■ WORK ITEM:
Which lines of the records below contain the word "icon"? Copy each of them out.
*** DATASET EXTRACT
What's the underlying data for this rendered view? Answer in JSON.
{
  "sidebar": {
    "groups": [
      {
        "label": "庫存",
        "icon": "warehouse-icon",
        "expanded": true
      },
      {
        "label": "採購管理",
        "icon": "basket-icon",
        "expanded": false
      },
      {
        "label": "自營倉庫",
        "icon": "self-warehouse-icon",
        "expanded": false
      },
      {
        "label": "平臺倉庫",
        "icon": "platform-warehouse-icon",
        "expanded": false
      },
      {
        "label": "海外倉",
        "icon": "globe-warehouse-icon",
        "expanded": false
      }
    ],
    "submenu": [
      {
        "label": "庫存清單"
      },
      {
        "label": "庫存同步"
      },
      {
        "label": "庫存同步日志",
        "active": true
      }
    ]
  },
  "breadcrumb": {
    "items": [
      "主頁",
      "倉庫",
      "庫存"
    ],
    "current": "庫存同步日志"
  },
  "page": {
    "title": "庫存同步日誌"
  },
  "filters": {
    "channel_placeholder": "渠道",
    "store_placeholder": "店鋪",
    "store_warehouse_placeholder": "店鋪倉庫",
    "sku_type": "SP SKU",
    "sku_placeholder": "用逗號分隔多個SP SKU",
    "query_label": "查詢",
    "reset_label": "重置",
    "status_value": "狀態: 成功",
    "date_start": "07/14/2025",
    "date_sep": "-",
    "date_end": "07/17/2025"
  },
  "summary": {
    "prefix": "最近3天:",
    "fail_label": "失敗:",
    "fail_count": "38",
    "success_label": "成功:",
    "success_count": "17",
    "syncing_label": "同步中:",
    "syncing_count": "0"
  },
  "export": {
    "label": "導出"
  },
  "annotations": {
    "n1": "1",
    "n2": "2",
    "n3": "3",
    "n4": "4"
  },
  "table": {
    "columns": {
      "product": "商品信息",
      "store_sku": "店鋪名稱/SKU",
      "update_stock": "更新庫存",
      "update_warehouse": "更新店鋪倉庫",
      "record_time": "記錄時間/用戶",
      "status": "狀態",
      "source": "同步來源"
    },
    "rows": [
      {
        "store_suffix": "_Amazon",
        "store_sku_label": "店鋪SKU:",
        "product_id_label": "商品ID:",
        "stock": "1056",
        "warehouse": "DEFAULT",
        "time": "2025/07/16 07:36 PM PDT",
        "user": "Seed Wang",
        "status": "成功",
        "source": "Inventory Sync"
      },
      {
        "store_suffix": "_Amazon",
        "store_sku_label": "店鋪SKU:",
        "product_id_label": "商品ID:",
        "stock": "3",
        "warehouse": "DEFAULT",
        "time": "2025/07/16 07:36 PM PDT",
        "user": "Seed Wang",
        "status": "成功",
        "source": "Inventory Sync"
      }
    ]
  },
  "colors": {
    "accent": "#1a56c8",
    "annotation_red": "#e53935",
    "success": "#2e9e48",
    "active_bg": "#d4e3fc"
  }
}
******
■ EXERCISE ANSWER:
        "icon": "warehouse-icon",
        "icon": "basket-icon",
        "icon": "self-warehouse-icon",
        "icon": "platform-warehouse-icon",
        "icon": "globe-warehouse-icon",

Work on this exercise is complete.